The section on the Minor Arcana cards offers a black and white image of each card (Waite/Smith), an esoteric title for the card, key concepts or keywords, a description of the astrological relationship, an indication of the position of the card on the Tree of Life, and suggested Positive and Negative meanings for the card. Each suit also has its own description. The Court Cards come next, with a basic description of just what a Court Card can be, and then an image and a description of each Page, Knight, Queen and King. Besides the descriptions also included for the Minor Arcana cards, the Court Card descriptions include correspondences and a suggested general interpretation.

The next section covers the Major Arcana.
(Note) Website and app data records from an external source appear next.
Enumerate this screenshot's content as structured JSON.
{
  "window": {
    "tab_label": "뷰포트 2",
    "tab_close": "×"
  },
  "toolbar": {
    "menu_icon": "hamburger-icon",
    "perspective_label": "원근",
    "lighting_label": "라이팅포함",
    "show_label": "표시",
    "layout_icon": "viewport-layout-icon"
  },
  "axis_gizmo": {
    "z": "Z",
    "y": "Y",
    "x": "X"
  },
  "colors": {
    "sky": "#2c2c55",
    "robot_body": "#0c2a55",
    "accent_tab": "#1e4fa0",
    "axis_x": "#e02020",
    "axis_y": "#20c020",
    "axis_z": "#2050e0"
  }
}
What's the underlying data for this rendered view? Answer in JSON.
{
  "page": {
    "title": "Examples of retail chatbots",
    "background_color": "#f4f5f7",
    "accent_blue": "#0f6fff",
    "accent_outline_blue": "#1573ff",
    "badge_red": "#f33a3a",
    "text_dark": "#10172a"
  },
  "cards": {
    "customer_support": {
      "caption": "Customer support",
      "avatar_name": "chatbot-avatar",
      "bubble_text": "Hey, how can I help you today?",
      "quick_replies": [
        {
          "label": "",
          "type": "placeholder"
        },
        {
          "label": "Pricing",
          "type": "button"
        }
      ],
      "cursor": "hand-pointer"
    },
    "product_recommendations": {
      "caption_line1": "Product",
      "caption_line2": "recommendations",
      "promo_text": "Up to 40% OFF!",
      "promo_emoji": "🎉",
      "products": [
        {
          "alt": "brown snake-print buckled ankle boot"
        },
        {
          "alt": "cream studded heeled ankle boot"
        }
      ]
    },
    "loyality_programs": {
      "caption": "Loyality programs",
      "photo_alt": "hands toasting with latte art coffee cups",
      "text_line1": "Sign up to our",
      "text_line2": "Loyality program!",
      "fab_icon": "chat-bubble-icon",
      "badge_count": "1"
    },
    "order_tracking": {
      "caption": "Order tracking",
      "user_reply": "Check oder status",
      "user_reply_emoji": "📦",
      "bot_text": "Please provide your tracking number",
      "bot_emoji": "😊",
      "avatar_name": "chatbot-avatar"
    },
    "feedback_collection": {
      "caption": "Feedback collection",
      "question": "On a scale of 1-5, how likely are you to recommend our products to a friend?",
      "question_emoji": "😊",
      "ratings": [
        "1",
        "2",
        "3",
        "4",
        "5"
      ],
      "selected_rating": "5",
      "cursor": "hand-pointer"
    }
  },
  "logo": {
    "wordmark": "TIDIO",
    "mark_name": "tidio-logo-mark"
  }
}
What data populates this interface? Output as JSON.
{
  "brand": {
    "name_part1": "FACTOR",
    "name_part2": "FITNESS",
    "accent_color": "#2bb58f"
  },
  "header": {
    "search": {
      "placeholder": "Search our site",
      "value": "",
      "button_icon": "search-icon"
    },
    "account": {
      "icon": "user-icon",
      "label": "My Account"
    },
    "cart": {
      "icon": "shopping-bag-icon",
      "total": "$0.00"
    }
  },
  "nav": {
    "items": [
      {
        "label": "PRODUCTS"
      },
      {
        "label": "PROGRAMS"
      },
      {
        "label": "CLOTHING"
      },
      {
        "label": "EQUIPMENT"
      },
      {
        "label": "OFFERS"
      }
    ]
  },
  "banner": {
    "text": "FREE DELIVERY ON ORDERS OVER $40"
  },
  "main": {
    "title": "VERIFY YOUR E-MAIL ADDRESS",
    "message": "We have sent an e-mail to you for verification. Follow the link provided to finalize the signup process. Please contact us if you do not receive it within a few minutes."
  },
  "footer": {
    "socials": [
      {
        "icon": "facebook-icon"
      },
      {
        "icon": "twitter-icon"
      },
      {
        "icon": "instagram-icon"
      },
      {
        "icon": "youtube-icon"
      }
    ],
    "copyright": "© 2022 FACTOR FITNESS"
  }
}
Each card description includes a black and white image of the card, the number of the card, a title, an alternative title and an esoteric title, the Hebrew letter associated with the card, the Pathway on the Tree of Life, a cardinal direction, an astrological correspondence, a description of the traditional image, symbolism associated with the card, and an Upright and Reversed meaning.

The tables included in the sections of the first part of the book are useful educational and research tools that offer at-a-glance information that is handy to have when performing a reading. The Planetary Spread and the two Tree of Life Spreads are also useful tools. Throwing these spreads as a practice, learning about the meanings behind each card position, and then applying those positional meanings to the meaning of each card would be a worth-while exercise for anyone interested in the Tarot.

I would hesitate to recommend this book to someone taking an initial look at the Tarot and divination unless they already had a strong foundation in astrology or the Qabalah, for the information provided might be a bit overwhelming. However, Tarot Mysteries would make a good addition to the library of anyone who enjoys working with or learning about the Tarot. This book can provide fresh insight into the vast information available regarding correspondences and symbolism of the Tarot, whether you are a professional who provides readings for others, or you throw a card or two for yourself each day and look for personal insight.

Tarot Mysteries is worth the read, for the very least because it offers new methods for understanding the Tarot. It will have an easy-to-grab place in my own Tarot library. The information presented in Tarot Mysteries could very well be a jumping-off point that will send you down the rabbit hole of study of the Qabalah or astrology, or the Pathworking that combines the Major Arcana and these other disciplines.